* **Work instruction**: Reproduce the data shown below exactly.

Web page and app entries
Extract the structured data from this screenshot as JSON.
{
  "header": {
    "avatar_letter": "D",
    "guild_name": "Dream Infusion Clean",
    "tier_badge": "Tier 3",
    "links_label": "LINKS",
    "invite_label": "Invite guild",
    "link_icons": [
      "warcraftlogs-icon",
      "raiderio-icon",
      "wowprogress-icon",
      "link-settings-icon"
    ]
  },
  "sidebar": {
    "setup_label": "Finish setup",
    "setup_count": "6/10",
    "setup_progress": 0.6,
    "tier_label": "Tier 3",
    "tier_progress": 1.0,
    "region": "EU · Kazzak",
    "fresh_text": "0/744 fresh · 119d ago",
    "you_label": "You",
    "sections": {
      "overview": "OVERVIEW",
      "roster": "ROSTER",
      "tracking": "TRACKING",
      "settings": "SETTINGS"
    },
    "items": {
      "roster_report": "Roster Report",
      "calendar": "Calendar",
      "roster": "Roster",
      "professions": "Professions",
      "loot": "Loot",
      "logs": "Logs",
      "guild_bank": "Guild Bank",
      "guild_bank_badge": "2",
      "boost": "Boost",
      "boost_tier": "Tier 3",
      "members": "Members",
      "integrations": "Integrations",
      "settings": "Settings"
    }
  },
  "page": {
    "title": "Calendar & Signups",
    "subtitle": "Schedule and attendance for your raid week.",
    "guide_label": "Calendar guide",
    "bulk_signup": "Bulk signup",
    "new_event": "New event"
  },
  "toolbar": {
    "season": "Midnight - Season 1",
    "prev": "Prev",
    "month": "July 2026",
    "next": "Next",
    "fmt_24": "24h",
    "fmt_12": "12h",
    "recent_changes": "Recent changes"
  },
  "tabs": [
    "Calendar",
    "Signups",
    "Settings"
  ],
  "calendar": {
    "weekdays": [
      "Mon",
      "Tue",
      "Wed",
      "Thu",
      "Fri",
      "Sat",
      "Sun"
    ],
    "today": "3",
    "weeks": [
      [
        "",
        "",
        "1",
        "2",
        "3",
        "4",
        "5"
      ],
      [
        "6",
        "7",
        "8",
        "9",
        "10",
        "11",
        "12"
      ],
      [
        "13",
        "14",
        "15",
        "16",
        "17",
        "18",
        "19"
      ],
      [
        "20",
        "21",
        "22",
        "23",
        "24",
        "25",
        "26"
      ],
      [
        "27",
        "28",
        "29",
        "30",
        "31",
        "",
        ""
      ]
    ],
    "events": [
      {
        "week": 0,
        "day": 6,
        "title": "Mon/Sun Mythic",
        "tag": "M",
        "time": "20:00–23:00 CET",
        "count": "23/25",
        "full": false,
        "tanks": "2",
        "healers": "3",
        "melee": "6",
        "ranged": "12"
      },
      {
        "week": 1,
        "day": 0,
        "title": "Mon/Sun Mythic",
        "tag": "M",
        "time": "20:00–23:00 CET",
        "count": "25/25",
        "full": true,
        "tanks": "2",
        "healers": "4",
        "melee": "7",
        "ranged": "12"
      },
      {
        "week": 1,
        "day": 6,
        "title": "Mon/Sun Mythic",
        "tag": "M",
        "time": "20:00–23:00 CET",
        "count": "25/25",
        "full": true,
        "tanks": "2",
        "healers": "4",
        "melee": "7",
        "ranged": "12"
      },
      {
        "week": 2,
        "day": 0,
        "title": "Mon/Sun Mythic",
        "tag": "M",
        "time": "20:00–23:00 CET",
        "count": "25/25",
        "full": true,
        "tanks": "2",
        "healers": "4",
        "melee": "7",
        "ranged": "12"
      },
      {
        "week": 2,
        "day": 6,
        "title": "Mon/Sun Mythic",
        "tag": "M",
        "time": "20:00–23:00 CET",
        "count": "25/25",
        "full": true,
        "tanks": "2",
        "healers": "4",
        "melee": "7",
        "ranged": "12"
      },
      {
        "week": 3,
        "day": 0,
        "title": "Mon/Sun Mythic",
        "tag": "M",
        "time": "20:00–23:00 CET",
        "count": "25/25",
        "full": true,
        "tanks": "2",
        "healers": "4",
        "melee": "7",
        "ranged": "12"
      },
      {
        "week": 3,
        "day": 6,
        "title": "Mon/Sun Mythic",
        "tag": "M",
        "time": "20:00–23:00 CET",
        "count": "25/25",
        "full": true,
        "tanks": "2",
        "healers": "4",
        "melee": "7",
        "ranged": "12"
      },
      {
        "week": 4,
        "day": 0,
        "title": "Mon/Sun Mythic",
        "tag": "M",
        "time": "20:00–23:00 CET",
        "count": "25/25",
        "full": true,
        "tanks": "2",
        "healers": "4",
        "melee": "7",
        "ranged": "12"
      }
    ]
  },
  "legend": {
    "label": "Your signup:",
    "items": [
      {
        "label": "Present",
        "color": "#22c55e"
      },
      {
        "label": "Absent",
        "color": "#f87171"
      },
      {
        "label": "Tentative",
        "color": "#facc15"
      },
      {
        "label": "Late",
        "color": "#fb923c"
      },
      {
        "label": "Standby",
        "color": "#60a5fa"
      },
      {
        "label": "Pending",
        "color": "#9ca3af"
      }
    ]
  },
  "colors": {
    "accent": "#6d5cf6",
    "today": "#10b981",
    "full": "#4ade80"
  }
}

* **Task output**:
Extract the structured data from this screenshot as JSON.
{
  "header": {
    "avatar_letter": "D",
    "guild_name": "Dream Infusion Clean",
    "tier_badge": "Tier 3",
    "links_label": "LINKS",
    "invite_label": "Invite guild",
    "link_icons": [
      "warcraftlogs-icon",
      "raiderio-icon",
      "wowprogress-icon",
      "link-settings-icon"
    ]
  },
  "sidebar": {
    "setup_label": "Finish setup",
    "setup_count": "6/10",
    "setup_progress": 0.6,
    "tier_label": "Tier 3",
    "tier_progress": 1.0,
    "region": "EU · Kazzak",
    "fresh_text": "0/744 fresh · 119d ago",
    "you_label": "You",
    "sections": {
      "overview": "OVERVIEW",
      "roster": "ROSTER",
      "tracking": "TRACKING",
      "settings": "SETTINGS"
    },
    "items": {
      "roster_report": "Roster Report",
      "calendar": "Calendar",
      "roster": "Roster",
      "professions": "Professions",
      "loot": "Loot",
      "logs": "Logs",
      "guild_bank": "Guild Bank",
      "guild_bank_badge": "2",
      "boost": "Boost",
      "boost_tier": "Tier 3",
      "members": "Members",
      "integrations": "Integrations",
      "settings": "Settings"
    }
  },
  "page": {
    "title": "Calendar & Signups",
    "subtitle": "Schedule and attendance for your raid week.",
    "guide_label": "Calendar guide",
    "bulk_signup": "Bulk signup",
    "new_event": "New event"
  },
  "toolbar": {
    "season": "Midnight - Season 1",
    "prev": "Prev",
    "month": "July 2026",
    "next": "Next",
    "fmt_24": "24h",
    "fmt_12": "12h",
    "recent_changes": "Recent changes"
  },
  "tabs": [
    "Calendar",
    "Signups",
    "Settings"
  ],
  "calendar": {
    "weekdays": [
      "Mon",
      "Tue",
      "Wed",
      "Thu",
      "Fri",
      "Sat",
      "Sun"
    ],
    "today": "3",
    "weeks": [
      [
        "",
        "",
        "1",
        "2",
        "3",
        "4",
        "5"
      ],
      [
        "6",
        "7",
        "8",
        "9",
        "10",
        "11",
        "12"
      ],
      [
        "13",
        "14",
        "15",
        "16",
        "17",
        "18",
        "19"
      ],
      [
        "20",
        "21",
        "22",
        "23",
        "24",
        "25",
        "26"
      ],
      [
        "27",
        "28",
        "29",
        "30",
        "31",
        "",
        ""
      ]
    ],
    "events": [
      {
        "week": 0,
        "day": 6,
        "title": "Mon/Sun Mythic",
        "tag": "M",
        "time": "20:00–23:00 CET",
        "count": "23/25",
        "full": false,
        "tanks": "2",
        "healers": "3",
        "melee": "6",
        "ranged": "12"
      },
      {
        "week": 1,
        "day": 0,
        "title": "Mon/Sun Mythic",
        "tag": "M",
        "time": "20:00–23:00 CET",
        "count": "25/25",
        "full": true,
        "tanks": "2",
        "healers": "4",
        "melee": "7",
        "ranged": "12"
      },
      {
        "week": 1,
        "day": 6,
        "title": "Mon/Sun Mythic",
        "tag": "M",
        "time": "20:00–23:00 CET",
        "count": "25/25",
        "full": true,
        "tanks": "2",
        "healers": "4",
        "melee": "7",
        "ranged": "12"
      },
      {
        "week": 2,
        "day": 0,
        "title": "Mon/Sun Mythic",
        "tag": "M",
        "time": "20:00–23:00 CET",
        "count": "25/25",
        "full": true,
        "tanks": "2",
        "healers": "4",
        "melee": "7",
        "ranged": "12"
      },
      {
        "week": 2,
        "day": 6,
        "title": "Mon/Sun Mythic",
        "tag": "M",
        "time": "20:00–23:00 CET",
        "count": "25/25",
        "full": true,
        "tanks": "2",
        "healers": "4",
        "melee": "7",
        "ranged": "12"
      },
      {
        "week": 3,
        "day": 0,
        "title": "Mon/Sun Mythic",
        "tag": "M",
        "time": "20:00–23:00 CET",
        "count": "25/25",
        "full": true,
        "tanks": "2",
        "healers": "4",
        "melee": "7",
        "ranged": "12"
      },
      {
        "week": 3,
        "day": 6,
        "title": "Mon/Sun Mythic",
        "tag": "M",
        "time": "20:00–23:00 CET",
        "count": "25/25",
        "full": true,
        "tanks": "2",
        "healers": "4",
        "melee": "7",
        "ranged": "12"
      },
      {
        "week": 4,
        "day": 0,
        "title": "Mon/Sun Mythic",
        "tag": "M",
        "time": "20:00–23:00 CET",
        "count": "25/25",
        "full": true,
        "tanks": "2",
        "healers": "4",
        "melee": "7",
        "ranged": "12"
      }
    ]
  },
  "legend": {
    "label": "Your signup:",
    "items": [
      {
        "label": "Present",
        "color": "#22c55e"
      },
      {
        "label": "Absent",
        "color": "#f87171"
      },
      {
        "label": "Tentative",
        "color": "#facc15"
      },
      {
        "label": "Late",
        "color": "#fb923c"
      },
      {
        "label": "Standby",
        "color": "#60a5fa"
      },
      {
        "label": "Pending",
        "color": "#9ca3af"
      }
    ]
  },
  "colors": {
    "accent": "#6d5cf6",
    "today": "#10b981",
    "full": "#4ade80"
  }
}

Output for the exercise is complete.